Steph has a great post about crowdsourcing in government:
It’s human nature to want to work on your own projects, rather than those imposed upon you. It’s human nature to want to earn recognition, intellectual satisfaction and a good living from your work. So instead of asking civil servants to sift thousands of ideas and assign half a dozen to people around Whitehall to ‘take forward’, why not put proper money behind a few big challenges, and support civil servants, frontline staff and whoever-the-hell-wants-to to band together to spend time and money solving them?
Go and read it – it’s good!
I’ve been working on this post – the one you’re reading now – for literally months. Steph has inspired me to get the damn thing finally published. One book I have found really useful is James Surowiecki’s The Wisdom of Crowds, which is well worth a read.
There have been a couple of high profile attempts to crowdsource ideas and opinion recently by central government in the UK, which comes on the back of similar activities in other countries.

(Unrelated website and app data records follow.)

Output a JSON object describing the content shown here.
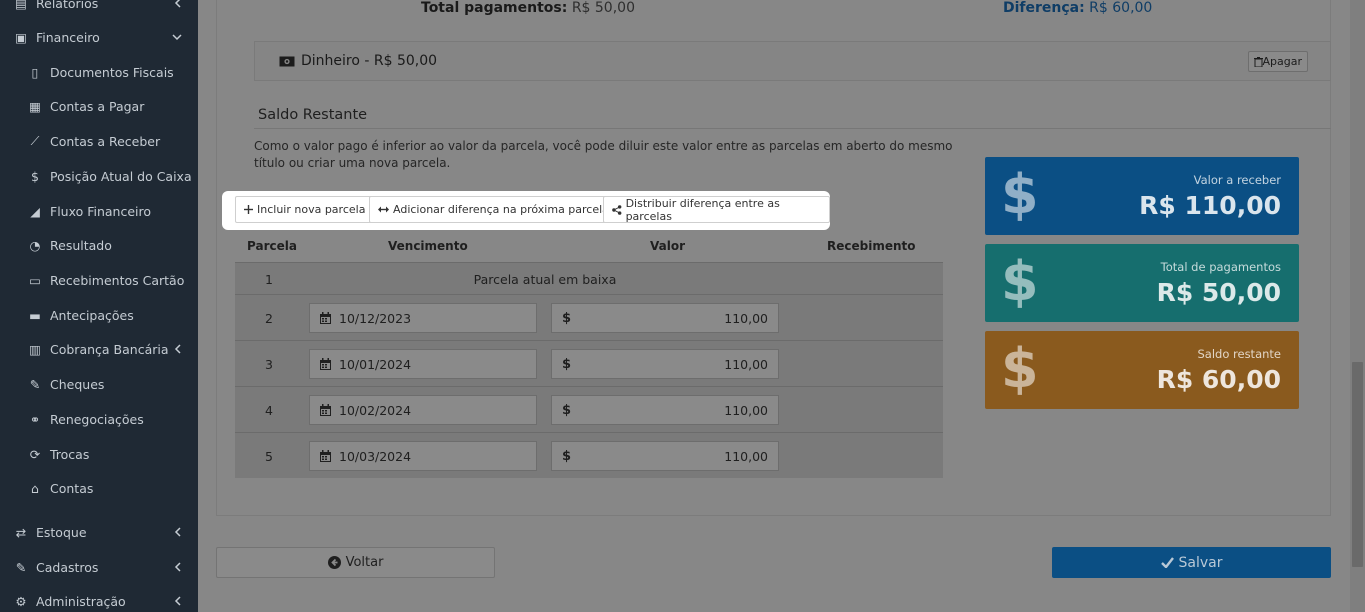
{
  "sidebar": {
    "items": [
      {
        "label": "Relatórios",
        "level": "top",
        "icon": "chart-icon",
        "chevron": "left"
      },
      {
        "label": "Financeiro",
        "level": "top",
        "icon": "money-icon",
        "chevron": "down"
      },
      {
        "label": "Documentos Fiscais",
        "level": "sub",
        "icon": "file-icon"
      },
      {
        "label": "Contas a Pagar",
        "level": "sub",
        "icon": "calculator-icon"
      },
      {
        "label": "Contas a Receber",
        "level": "sub",
        "icon": "line-chart-icon"
      },
      {
        "label": "Posição Atual do Caixa",
        "level": "sub",
        "icon": "dollar-icon"
      },
      {
        "label": "Fluxo Financeiro",
        "level": "sub",
        "icon": "area-chart-icon"
      },
      {
        "label": "Resultado",
        "level": "sub",
        "icon": "pie-chart-icon"
      },
      {
        "label": "Recebimentos Cartão",
        "level": "sub",
        "icon": "credit-card-icon"
      },
      {
        "label": "Antecipações",
        "level": "sub",
        "icon": "wallet-icon"
      },
      {
        "label": "Cobrança Bancária",
        "level": "sub",
        "icon": "barcode-icon",
        "chevron": "left"
      },
      {
        "label": "Cheques",
        "level": "sub",
        "icon": "edit-icon"
      },
      {
        "label": "Renegociações",
        "level": "sub",
        "icon": "handshake-icon"
      },
      {
        "label": "Trocas",
        "level": "sub",
        "icon": "refresh-icon"
      },
      {
        "label": "Contas",
        "level": "sub",
        "icon": "bank-icon"
      },
      {
        "label": "Estoque",
        "level": "top",
        "icon": "exchange-icon",
        "chevron": "left"
      },
      {
        "label": "Cadastros",
        "level": "top",
        "icon": "edit-icon",
        "chevron": "left"
      },
      {
        "label": "Administração",
        "level": "top",
        "icon": "cogs-icon",
        "chevron": "left"
      }
    ]
  },
  "totals": {
    "pagamentos_label": "Total pagamentos:",
    "pagamentos_value": "R$ 50,00",
    "diferenca_label": "Diferença:",
    "diferenca_value": "R$ 60,00"
  },
  "payment": {
    "text": "Dinheiro - R$ 50,00",
    "delete_label": "Apagar"
  },
  "saldo": {
    "title": "Saldo Restante",
    "description": "Como o valor pago é inferior ao valor da parcela, você pode diluir este valor entre as parcelas em aberto do mesmo título ou criar uma nova parcela."
  },
  "actions": {
    "incluir": "Incluir nova parcela",
    "adicionar": "Adicionar diferença na próxima parcela",
    "distribuir": "Distribuir diferença entre as parcelas"
  },
  "table": {
    "headers": [
      "Parcela",
      "Vencimento",
      "Valor",
      "Recebimento"
    ],
    "current_row": {
      "num": "1",
      "text": "Parcela atual em baixa"
    },
    "rows": [
      {
        "num": "2",
        "date": "10/12/2023",
        "currency": "$",
        "value": "110,00"
      },
      {
        "num": "3",
        "date": "10/01/2024",
        "currency": "$",
        "value": "110,00"
      },
      {
        "num": "4",
        "date": "10/02/2024",
        "currency": "$",
        "value": "110,00"
      },
      {
        "num": "5",
        "date": "10/03/2024",
        "currency": "$",
        "value": "110,00"
      }
    ]
  },
  "summary": [
    {
      "label": "Valor a receber",
      "value": "R$ 110,00",
      "color": "#0b4f84"
    },
    {
      "label": "Total de pagamentos",
      "value": "R$ 50,00",
      "color": "#166e6e"
    },
    {
      "label": "Saldo restante",
      "value": "R$ 60,00",
      "color": "#8a5a1e"
    }
  ],
  "footer": {
    "back_label": "Voltar",
    "save_label": "Salvar"
  }
}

Neither worked particularly well, and having had the time to ruminate on why that might be, I thought I’d put some ideas out there.
Getting this right is important, not least for those of us that what to see open government progress in this country; participation being one of the three major strands of what open government is.
So what can we learn from Your Freedom and Spending Challenge?
1. Are you asking people to do the right things?
Crowdsourcing in government is used for a number of purposes, but quite often it’s down to getting people to suggest ideas. One of the problems is of course that coming up with ideas is the easy bit – it’s implementing them that’s hard.
But some of the best examples of crowdsourcing on the internet just aren’t this open ended. Indeed, the success of these initiatives tend to be in providing people with small, defined tasks such as:
These can be seen as being ‘mechanical turk’ type activities and as per the quote from Steph above they are examples of not just people being asked their opinions in a one-off fashion, but groups of people working towards a common goal, contributing when and how they feel able.
2. Don’t keep rebuilding the same community
It strikes me, thinking about it, that building a new website, promoting it and getting people to engage with it, every time government wants to ask people stuff isn’t a very efficient way of going about things.
I remember reading Stephen Coleman’s The Internet and Democratic Citizenship and not really agreeing with one of its central premises, that we need an online ‘civic commons’ – a central space for all the internet enabled participation in democracy and government to happen. It just struck me as the sort of thing that government could well be very bad at – some sort of DirectGov for engagement and consultation.
But, then, maybe it does make sense to have the one place where as much of this stuff happens as possible sits. It means people only have to sign up for one site, could get notified of new exercises that might interest them, and so on. It might also provide the scale to enable a full time community manager or two to be appointed, which would help massively with some of the moderation issues that these sites sometimes run into.
3. The role of expertise
One of the big questions around crowdsourcing is the issue of expertise. It’s fine asking Joe Public what he thinks about something, but quite another to expect him to have considered views on what might be esoteric and complicated subjects.
Perhaps this is where making use of existing communities could really come into play. When you are looking to get the views of people who really know what they are talking about, perhaps the best thing to do is to go to where those people are already hanging out and talking about this stuff. For those interested in this approach, the Meet the Communities event should be well worth attending.
4. Quick returns
Going back to open source software development, one key thing Linus Torvalds, who led the Linux project, did to encourage participation was to ensure there were quick returns from contributors. Eric Raymond, in The Cathedral and the Bazaar, noted that Linux gave contributors the stimulation of being involved in something cool and important and gave fast feedback and results, sometimes more than daily.
It strikes me that number of attempts at crowdsourcing in government don’t have anywhere near a short enough timescale for feedback. Throwing ideas and contributions into a black hole that a civil servant at some undefined point in the future might take a look at, and might get in touch with you about, isn’t to me a particularly thrilling proposition.
So there are my four takeaways for people wanting to run government crowdsourcing exercises. Anyone got any others?
(Before I go, do visit Catherine Howe’s blog, which is full on ruminations on this stuff, as well as hundreds more great book recommendations!)